* [Assignment]: Please copy every line of the data in which the string "JSON" appears.

Excerpts from an interface dataset
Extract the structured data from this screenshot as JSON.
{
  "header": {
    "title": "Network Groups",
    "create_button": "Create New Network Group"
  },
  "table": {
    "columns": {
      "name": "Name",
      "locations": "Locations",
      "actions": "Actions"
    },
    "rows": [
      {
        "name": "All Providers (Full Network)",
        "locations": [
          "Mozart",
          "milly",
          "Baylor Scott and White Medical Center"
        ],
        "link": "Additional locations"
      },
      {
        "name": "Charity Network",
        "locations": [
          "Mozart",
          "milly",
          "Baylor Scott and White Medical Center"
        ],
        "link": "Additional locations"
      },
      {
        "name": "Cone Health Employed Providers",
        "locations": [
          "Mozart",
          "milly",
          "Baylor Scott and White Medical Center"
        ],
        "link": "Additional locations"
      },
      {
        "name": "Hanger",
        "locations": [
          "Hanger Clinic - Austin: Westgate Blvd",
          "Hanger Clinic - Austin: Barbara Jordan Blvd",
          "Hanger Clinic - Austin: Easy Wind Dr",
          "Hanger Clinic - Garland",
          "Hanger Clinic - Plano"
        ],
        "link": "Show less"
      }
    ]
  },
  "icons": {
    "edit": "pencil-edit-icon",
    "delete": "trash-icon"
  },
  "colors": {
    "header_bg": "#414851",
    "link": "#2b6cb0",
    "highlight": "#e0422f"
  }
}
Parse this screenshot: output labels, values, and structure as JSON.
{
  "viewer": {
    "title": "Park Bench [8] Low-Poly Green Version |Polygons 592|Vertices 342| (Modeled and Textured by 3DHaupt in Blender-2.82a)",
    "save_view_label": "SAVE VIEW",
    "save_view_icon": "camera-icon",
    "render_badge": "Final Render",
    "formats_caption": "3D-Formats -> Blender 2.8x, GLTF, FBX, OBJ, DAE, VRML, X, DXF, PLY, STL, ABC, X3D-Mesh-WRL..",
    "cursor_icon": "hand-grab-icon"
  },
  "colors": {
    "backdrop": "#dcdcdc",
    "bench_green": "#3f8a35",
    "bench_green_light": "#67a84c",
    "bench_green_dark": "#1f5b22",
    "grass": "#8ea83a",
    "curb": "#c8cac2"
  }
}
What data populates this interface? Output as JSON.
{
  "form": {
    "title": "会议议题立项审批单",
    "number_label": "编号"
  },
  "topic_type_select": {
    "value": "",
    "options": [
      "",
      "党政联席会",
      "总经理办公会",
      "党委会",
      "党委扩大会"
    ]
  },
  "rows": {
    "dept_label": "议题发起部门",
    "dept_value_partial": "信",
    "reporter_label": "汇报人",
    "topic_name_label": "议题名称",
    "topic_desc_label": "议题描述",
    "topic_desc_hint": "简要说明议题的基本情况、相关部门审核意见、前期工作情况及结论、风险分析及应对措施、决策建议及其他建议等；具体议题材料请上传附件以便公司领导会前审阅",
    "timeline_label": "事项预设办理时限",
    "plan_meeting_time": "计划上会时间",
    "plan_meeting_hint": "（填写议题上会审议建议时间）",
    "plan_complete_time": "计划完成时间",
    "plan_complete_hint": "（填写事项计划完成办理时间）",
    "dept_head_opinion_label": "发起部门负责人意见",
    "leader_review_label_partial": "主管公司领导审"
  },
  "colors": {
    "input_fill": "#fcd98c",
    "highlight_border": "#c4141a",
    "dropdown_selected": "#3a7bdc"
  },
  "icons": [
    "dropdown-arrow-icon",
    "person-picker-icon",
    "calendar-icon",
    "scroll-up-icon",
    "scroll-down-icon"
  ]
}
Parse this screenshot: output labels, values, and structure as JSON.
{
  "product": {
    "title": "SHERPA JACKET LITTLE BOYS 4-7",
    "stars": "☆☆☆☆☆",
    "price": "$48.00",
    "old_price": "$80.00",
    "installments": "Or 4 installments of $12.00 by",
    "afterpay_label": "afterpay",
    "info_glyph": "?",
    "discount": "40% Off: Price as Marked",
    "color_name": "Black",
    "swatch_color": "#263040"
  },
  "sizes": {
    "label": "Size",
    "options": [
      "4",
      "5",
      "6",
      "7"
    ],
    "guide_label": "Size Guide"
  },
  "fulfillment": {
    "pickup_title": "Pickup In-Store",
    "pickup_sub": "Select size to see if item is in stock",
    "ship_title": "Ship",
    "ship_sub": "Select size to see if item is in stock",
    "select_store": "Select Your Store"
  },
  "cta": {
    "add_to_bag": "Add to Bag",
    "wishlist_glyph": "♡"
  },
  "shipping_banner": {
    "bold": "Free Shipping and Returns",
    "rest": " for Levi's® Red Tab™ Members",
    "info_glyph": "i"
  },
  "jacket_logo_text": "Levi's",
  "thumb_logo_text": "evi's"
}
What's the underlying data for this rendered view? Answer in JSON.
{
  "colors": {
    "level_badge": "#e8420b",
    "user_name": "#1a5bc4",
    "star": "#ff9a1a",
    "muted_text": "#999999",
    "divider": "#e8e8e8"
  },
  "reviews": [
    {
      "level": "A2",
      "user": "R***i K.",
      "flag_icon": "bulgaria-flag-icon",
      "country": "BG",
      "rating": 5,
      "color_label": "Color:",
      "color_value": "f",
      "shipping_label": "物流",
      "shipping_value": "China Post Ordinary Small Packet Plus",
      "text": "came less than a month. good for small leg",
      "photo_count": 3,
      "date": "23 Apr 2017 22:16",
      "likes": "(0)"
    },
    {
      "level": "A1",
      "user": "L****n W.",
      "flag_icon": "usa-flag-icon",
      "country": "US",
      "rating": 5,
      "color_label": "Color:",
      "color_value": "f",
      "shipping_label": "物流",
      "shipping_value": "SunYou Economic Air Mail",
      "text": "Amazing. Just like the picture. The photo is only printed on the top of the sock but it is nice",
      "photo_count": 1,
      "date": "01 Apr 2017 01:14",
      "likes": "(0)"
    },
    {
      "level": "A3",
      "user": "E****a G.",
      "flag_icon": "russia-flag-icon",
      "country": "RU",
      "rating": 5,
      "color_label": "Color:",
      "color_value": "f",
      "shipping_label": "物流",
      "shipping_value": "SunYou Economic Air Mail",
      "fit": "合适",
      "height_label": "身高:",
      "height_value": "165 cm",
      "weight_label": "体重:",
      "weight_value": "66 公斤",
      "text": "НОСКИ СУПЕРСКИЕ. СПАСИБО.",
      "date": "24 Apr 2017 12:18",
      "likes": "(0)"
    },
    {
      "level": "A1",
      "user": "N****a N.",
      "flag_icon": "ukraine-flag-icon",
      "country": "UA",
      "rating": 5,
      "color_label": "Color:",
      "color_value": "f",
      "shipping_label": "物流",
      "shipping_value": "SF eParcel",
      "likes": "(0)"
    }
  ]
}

* [Response]:
Extract the structured data from this screenshot as JSON.
Parse this screenshot: output labels, values, and structure as JSON.
What data populates this interface? Output as JSON.
Parse this screenshot: output labels, values, and structure as JSON.
What's the underlying data for this rendered view? Answer in JSON.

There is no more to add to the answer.